▶ [What is expected]:
Find the lines below that contain the string "value". Copy each one.

▶ [Extracted data]:
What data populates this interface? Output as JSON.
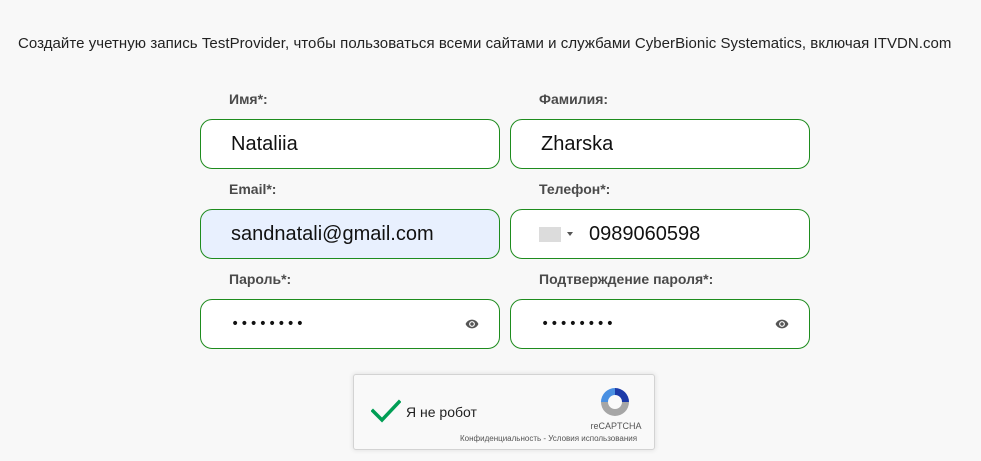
{
  "intro_text": "Создайте учетную запись TestProvider, чтобы пользоваться всеми сайтами и службами CyberBionic Systematics, включая ITVDN.com",
  "form": {
    "first_name": {
      "label": "Имя*:",
      "value": "Nataliia"
    },
    "last_name": {
      "label": "Фамилия:",
      "value": "Zharska"
    },
    "email": {
      "label": "Email*:",
      "value": "sandnatali@gmail.com"
    },
    "phone": {
      "label": "Телефон*:",
      "value": "0989060598"
    },
    "password": {
      "label": "Пароль*:",
      "value": "••••••••"
    },
    "password_confirm": {
      "label": "Подтверждение пароля*:",
      "value": "••••••••"
    }
  },
  "recaptcha": {
    "checkbox_label": "Я не робот",
    "brand": "reCAPTCHA",
    "links": "Конфиденциальность - Условия использования",
    "checked": true
  },
  "colors": {
    "field_border": "#1e8c1e",
    "autofill_bg": "#e8f0fe",
    "check_green": "#009e55",
    "page_bg": "#f8f8f8"
  }
}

▶ [Written response]:
      "value": "Nataliia"
      "value": "Zharska"
      "value": "sandnatali@gmail.com"
      "value": "0989060598"
      "value": "••••••••"
      "value": "••••••••"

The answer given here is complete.